I'll look at the Shirley, which is available online here. This will be useful, as was this famous account of the deer-stealers of Inglewood and also this set of Staffordshire pleas of the forest. In a larger sense, I'm interested in the way that deers' independence as living, desiring things frustrates human mastery of the forest: what's a king to do when the deer are dying of disease or fighting each other (and Albert, Thomas, and Vincent all remark on the terrible violence of rutting deer). It's one thing to fight human or lupine poachers, but how does a king fight, well, the energies of life itself? This is where biopolitics comes into the picture (and here's the kernel of an argument I'll be making for an article due at the end of October).
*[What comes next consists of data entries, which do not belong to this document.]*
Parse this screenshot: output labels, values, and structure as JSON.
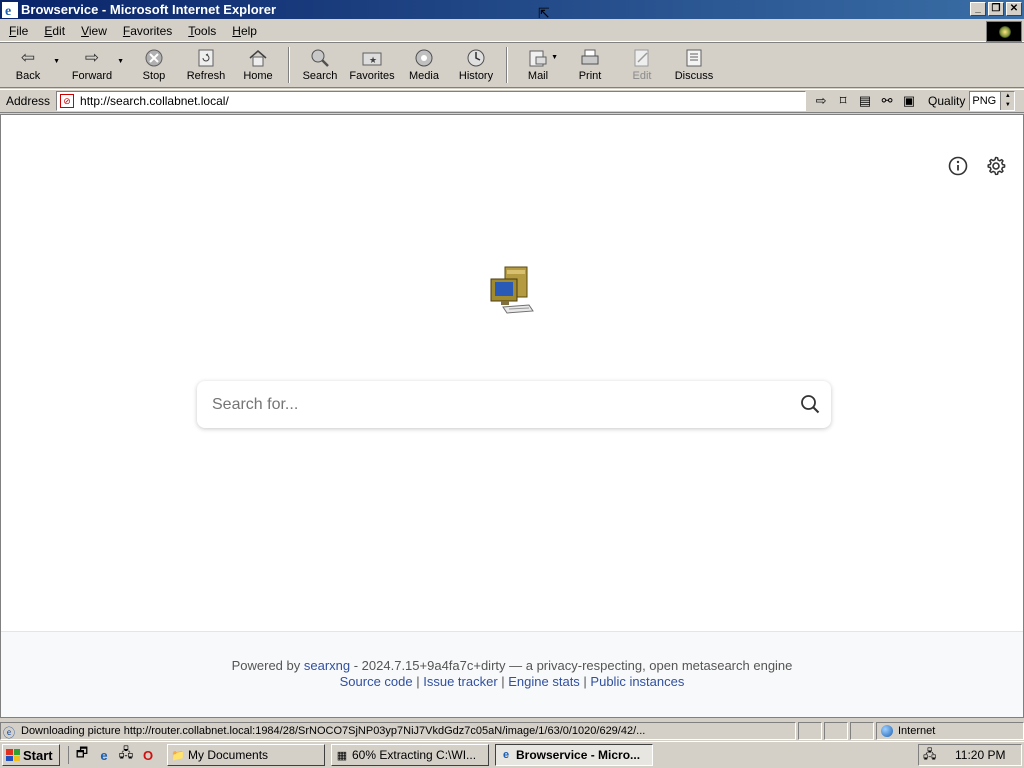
{
  "window": {
    "title": "Browservice - Microsoft Internet Explorer",
    "minimize": "_",
    "restore": "❐",
    "close": "✕"
  },
  "menu": [
    {
      "key": "F",
      "rest": "ile"
    },
    {
      "key": "E",
      "rest": "dit"
    },
    {
      "key": "V",
      "rest": "iew"
    },
    {
      "key": "F",
      "rest": "avorites",
      "display": "Favorites"
    },
    {
      "key": "T",
      "rest": "ools"
    },
    {
      "key": "H",
      "rest": "elp"
    }
  ],
  "toolbar": {
    "back": "Back",
    "forward": "Forward",
    "stop": "Stop",
    "refresh": "Refresh",
    "home": "Home",
    "search": "Search",
    "favorites": "Favorites",
    "media": "Media",
    "history": "History",
    "mail": "Mail",
    "print": "Print",
    "edit": "Edit",
    "discuss": "Discuss"
  },
  "address": {
    "label": "Address",
    "url": "http://search.collabnet.local/",
    "quality_label": "Quality",
    "quality_value": "PNG"
  },
  "page": {
    "search_placeholder": "Search for...",
    "footer": {
      "powered_by": "Powered by",
      "engine_link": "searxng",
      "version_text": " - 2024.7.15+9a4fa7c+dirty — a privacy-respecting, open metasearch engine",
      "links": [
        "Source code",
        "Issue tracker",
        "Engine stats",
        "Public instances"
      ],
      "separator": " | "
    }
  },
  "status": {
    "text": "Downloading picture http://router.collabnet.local:1984/28/SrNOCO7SjNP03yp7NiJ7VkdGdz7c05aN/image/1/63/0/1020/629/42/...",
    "zone": "Internet"
  },
  "taskbar": {
    "start": "Start",
    "tasks": [
      {
        "label": "My Documents",
        "icon": "folder-icon",
        "active": false
      },
      {
        "label": "60% Extracting C:\\WI...",
        "icon": "archive-icon",
        "active": false
      },
      {
        "label": "Browservice - Micro...",
        "icon": "ie-icon",
        "active": true
      }
    ],
    "clock": "11:20 PM"
  },
  "colors": {
    "title_start": "#0a246a",
    "title_end": "#3a6ea5",
    "link": "#3050a0",
    "chrome": "#d4d0c8"
  }
}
I did a lot on hunting in the dissertation (almost none of which made its way into my book), so I've read the Rivard and Hanawalt a lot of Birrell, but it'll be good to return to this material with my current interests driving me. I'm pretty sure I have pdfs of this stuff handy.

I'd be happy to dig through the eyres, at least the edited ones!, since I imagine the latin's so formulaic that it'll just be a matter of looking for a few key words. Apart from the excerpts I have listed above (and the Turner's gargantuan Select Pleas of the Forest), what else do you recommend?
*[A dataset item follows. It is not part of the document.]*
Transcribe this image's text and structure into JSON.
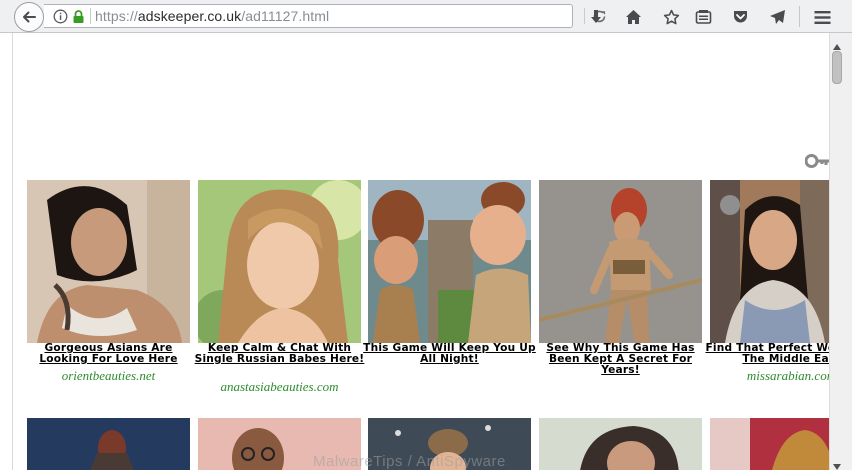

In re: feeding the dogs, I have a little bit on that in my book, and also a little blog post in mind on the topic, if I can squeeze in time today when I'm not grading Marie de France papers...

medievalkarl said...
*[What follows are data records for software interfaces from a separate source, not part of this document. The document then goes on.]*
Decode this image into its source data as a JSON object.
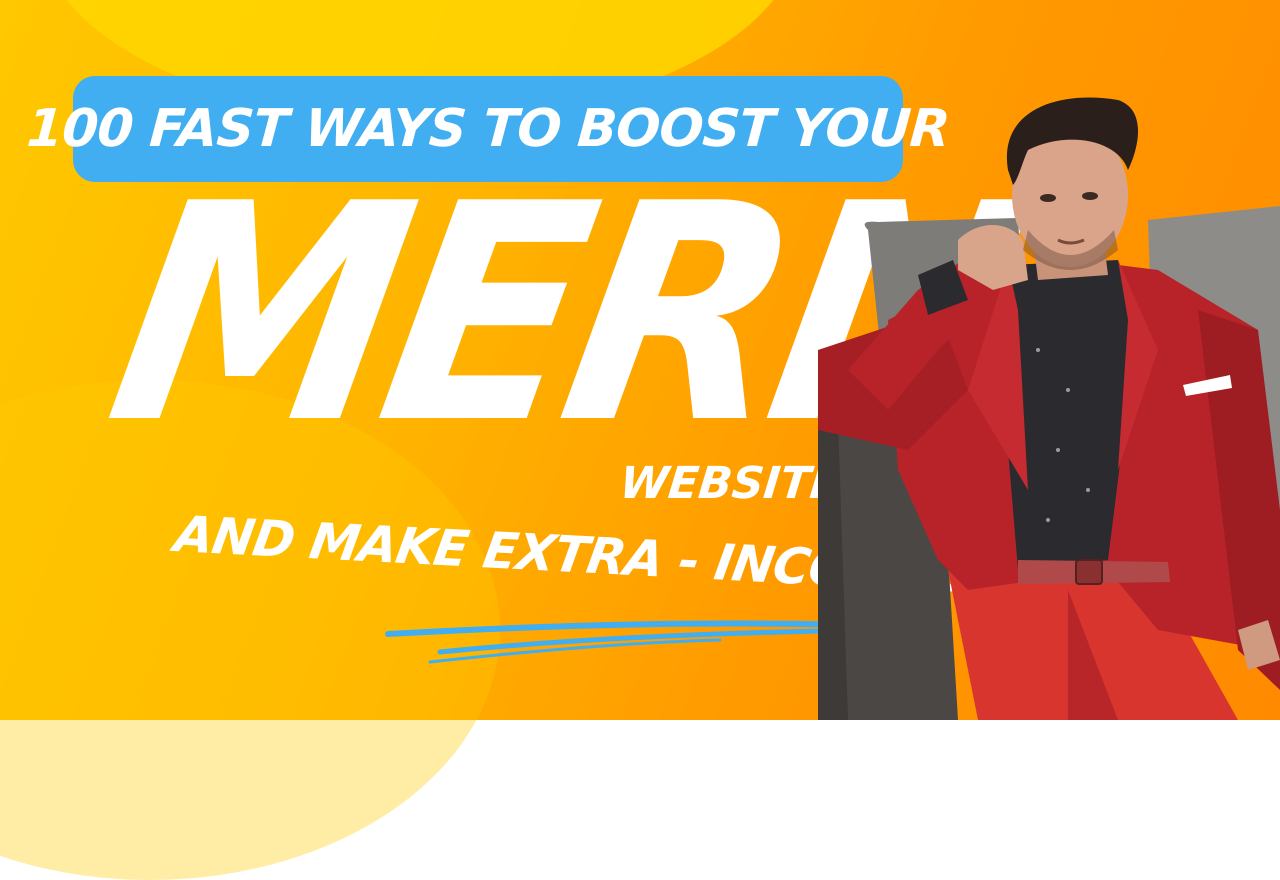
{
  "thumbnail": {
    "headline": "100 FAST WAYS TO BOOST YOUR",
    "big_word": "MERN",
    "sub_word": "WEBSITE",
    "tagline": "AND MAKE EXTRA - INCOMES!"
  },
  "colors": {
    "background_primary": "#ffb400",
    "background_secondary": "#ff8a00",
    "pill": "#40aef0",
    "text": "#ffffff",
    "underline": "#40aef0",
    "jacket": "#b8232a",
    "shirt": "#2b2b2f",
    "sofa": "#8a8a88"
  },
  "image": {
    "subject": "man-in-red-suit-on-sofa"
  }
}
correction: Alison denies saying anything about hams, Kentucky or otherwise.

Ryan Judkins said...

In this context of deer frustrating human control, I wonder if it would be interesting to talk about people who heal sick deer (i.e. people attempting to control illness or the effects of predation, especially, for your purposes, if they fail at it)? It might fit into the broader context of deer parks, where the parker tries to ward off predators and provides food for semi-tame deer. There's the romance trope (as in Marie de France) of a knight wounding a deer and then being compelled to go on a quest to heal it. There are also a few accounts of deer being kept more or less as pets (I gave a paper on two accounts of pet deer at Kalamazoo a couple of years ago), so people might have tried to patch them up.

For forest pleas, Turner would have been my go-to volume. Maybe these other two Selden Society volumes will be useful (it looks like they've been removed from the Internet Archive, though they're still listed):

William Craddock Bolland, ed., Year Books of Edward II. Volume 8. The Eyre of Kent, 6 and 7 Edward II. A.D. 1313-1314. Volume 3. (1913) (Internet Archive - Text Archive)

William Craddock Bolland, ed., Select Bills in Eyre. A.D. 1292-1333 (1914) (Internet Archive - Text Archive)


Anonymous said...

I think the problem of rotten venison was particularly pressing because venison was often a prestigious gift from a lord to his non-hunting peers or retainers. Sending gift chunks of deer by messenger several days' travel must have made freshness a special issue for both sender and recipient. 17th cent. Samuel Pepys is very pleased and proud to be given a haunch of venison by his patron, Lord Sandwich. Pepys in turn impresses his friends by giving them a dinner party featuring venison pasty, a prestige dish. Along these lines, I recall a 17th cent. cookbook's advice on how to disguise rotten venison in pie-making (salt and spices).

medievalkarl said...

Anon -- great points (hadn't thought of point that recipes a response to a practical problem not inherent to the meat but rather to how it's used). And I'd be VERY grateful if you could direct me to some likely sources for this 17th c. cookbook. I checked one (which, I can't remember) and found nothing like that in it.